> [What is being asked] Among the records below, find the lines that contain "structured" and copy each of them.

> [Working data]

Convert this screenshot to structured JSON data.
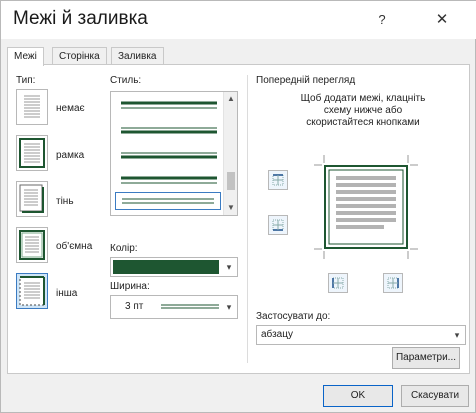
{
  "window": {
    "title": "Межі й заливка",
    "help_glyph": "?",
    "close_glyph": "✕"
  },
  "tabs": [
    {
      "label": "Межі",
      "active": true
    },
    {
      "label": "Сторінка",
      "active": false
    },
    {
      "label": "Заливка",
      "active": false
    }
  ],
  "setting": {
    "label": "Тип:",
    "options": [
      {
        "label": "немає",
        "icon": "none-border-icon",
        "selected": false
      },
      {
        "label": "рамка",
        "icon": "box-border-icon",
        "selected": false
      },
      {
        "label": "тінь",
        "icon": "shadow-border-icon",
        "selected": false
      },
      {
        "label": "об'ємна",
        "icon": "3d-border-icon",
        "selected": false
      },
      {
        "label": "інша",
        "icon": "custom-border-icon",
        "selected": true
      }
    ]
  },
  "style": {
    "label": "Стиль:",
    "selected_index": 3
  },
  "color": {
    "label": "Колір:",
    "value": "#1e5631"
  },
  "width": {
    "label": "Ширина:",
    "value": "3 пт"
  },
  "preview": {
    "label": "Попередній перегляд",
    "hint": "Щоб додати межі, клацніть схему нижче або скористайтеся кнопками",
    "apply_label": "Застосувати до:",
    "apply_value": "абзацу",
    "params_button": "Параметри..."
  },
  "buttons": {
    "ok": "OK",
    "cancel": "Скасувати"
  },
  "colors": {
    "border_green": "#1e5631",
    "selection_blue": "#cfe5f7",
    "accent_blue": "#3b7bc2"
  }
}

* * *

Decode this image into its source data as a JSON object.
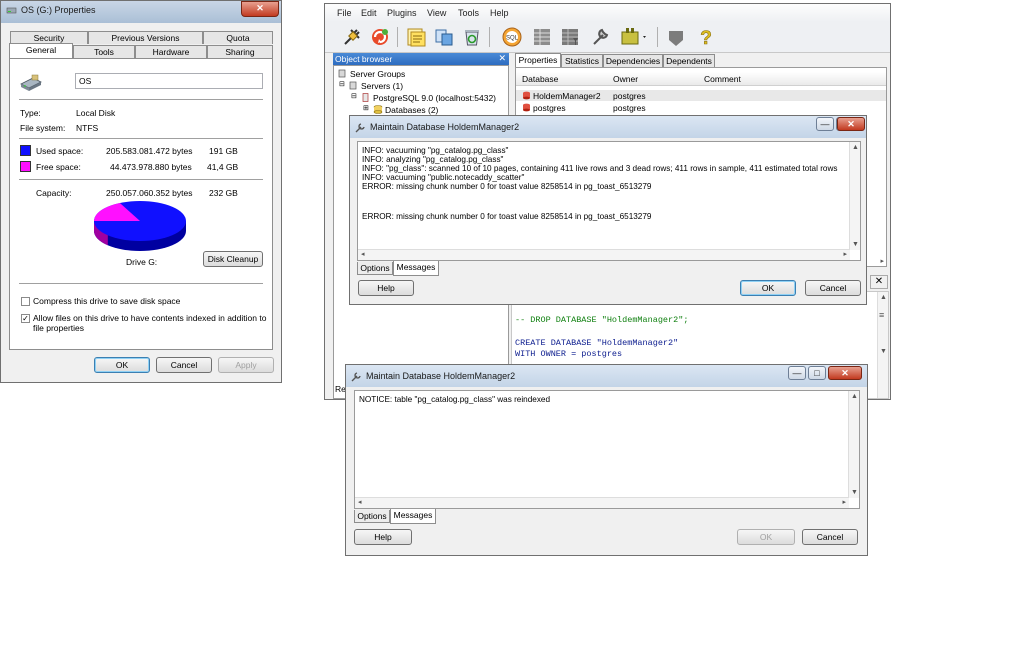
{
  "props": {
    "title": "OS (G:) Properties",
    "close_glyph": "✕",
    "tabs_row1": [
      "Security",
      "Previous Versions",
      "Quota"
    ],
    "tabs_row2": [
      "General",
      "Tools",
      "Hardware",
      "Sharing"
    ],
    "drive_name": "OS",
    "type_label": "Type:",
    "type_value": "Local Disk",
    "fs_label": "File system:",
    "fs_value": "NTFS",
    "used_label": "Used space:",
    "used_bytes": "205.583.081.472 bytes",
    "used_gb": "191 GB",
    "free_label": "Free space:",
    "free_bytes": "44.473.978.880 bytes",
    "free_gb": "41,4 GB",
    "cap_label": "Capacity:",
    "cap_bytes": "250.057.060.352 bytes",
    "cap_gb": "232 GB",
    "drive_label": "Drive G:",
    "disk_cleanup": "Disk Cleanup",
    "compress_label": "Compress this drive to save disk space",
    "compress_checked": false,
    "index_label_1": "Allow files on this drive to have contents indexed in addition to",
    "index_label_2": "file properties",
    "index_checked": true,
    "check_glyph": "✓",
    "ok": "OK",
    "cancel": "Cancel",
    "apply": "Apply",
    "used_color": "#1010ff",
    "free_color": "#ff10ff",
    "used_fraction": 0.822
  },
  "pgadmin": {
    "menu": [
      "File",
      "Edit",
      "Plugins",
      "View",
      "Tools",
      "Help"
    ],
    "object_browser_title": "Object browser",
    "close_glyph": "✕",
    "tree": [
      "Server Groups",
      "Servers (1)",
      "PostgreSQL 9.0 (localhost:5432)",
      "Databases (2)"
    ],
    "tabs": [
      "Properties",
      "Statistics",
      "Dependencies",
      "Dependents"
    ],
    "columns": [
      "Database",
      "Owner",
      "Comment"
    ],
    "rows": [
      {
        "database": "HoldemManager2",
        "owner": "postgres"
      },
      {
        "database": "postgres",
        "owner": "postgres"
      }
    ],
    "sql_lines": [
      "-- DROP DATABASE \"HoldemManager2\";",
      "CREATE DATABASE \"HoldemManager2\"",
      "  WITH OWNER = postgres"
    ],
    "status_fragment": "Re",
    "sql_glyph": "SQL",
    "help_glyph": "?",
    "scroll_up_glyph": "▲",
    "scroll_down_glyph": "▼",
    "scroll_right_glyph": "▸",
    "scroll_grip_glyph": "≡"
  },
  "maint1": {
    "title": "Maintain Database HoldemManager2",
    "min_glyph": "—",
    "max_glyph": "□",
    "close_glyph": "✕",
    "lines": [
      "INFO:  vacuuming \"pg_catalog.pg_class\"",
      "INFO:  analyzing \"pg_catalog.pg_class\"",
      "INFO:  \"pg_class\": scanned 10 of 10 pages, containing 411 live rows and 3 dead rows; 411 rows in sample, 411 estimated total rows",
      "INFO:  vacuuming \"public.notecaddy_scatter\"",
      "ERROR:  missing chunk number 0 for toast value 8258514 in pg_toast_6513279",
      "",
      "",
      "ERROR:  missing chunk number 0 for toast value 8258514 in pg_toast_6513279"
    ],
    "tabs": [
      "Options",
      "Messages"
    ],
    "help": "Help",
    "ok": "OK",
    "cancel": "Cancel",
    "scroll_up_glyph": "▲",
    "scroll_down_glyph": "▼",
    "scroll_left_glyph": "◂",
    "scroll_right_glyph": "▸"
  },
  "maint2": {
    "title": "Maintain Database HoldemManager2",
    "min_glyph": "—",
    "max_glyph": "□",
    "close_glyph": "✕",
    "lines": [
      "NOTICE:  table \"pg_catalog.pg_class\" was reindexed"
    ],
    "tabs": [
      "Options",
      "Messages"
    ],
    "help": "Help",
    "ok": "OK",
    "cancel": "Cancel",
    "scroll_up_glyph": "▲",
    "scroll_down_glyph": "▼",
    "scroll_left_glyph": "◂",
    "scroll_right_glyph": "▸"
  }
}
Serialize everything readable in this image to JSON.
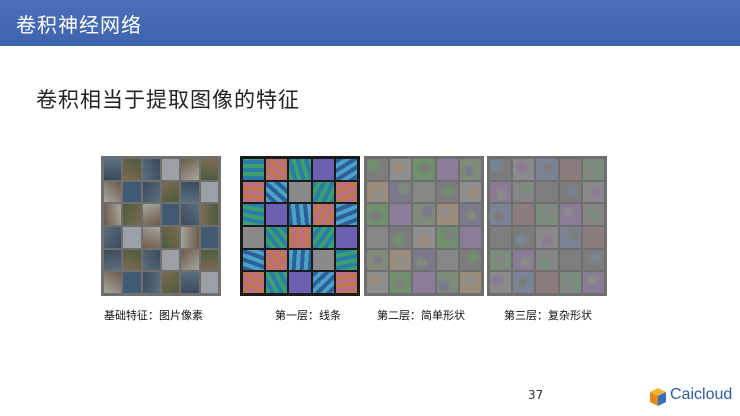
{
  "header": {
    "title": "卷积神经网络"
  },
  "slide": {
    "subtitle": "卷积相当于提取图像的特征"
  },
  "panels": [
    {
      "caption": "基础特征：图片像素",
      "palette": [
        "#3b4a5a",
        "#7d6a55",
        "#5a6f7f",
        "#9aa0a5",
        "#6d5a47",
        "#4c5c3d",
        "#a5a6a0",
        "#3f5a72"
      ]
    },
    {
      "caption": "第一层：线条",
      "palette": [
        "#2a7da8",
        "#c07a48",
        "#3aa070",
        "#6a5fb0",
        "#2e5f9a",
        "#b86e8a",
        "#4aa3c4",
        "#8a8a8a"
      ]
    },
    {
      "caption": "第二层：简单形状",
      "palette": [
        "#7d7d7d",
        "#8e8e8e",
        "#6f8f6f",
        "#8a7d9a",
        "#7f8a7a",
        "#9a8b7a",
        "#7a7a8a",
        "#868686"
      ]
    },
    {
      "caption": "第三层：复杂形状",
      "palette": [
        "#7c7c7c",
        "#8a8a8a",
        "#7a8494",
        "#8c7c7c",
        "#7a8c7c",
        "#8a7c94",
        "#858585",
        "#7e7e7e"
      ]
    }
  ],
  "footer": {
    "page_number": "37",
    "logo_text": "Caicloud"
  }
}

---

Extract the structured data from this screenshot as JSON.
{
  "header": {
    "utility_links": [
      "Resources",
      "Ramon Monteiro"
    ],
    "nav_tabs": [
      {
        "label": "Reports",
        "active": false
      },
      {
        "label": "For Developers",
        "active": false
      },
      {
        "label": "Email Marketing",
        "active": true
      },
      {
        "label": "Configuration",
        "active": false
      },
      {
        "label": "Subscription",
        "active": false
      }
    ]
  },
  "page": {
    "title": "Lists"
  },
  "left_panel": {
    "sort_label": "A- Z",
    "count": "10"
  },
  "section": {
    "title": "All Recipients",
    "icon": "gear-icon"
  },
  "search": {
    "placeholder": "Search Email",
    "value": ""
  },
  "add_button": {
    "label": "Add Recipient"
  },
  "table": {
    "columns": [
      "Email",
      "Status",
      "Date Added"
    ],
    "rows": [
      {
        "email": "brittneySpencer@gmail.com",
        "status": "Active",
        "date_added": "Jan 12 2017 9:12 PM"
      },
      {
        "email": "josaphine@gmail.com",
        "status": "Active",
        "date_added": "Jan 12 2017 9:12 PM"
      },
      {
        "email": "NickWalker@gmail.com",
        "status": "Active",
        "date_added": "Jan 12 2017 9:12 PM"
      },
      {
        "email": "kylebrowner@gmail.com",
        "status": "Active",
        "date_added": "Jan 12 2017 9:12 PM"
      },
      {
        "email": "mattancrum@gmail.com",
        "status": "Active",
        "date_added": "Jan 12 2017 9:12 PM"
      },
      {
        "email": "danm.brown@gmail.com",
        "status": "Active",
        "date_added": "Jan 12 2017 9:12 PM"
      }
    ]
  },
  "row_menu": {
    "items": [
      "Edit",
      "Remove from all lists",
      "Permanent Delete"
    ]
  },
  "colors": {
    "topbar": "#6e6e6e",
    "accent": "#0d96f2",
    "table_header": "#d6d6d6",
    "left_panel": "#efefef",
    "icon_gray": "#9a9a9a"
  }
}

> [Response]
Convert this screenshot to structured JSON data.
Extract the structured data from this screenshot as JSON.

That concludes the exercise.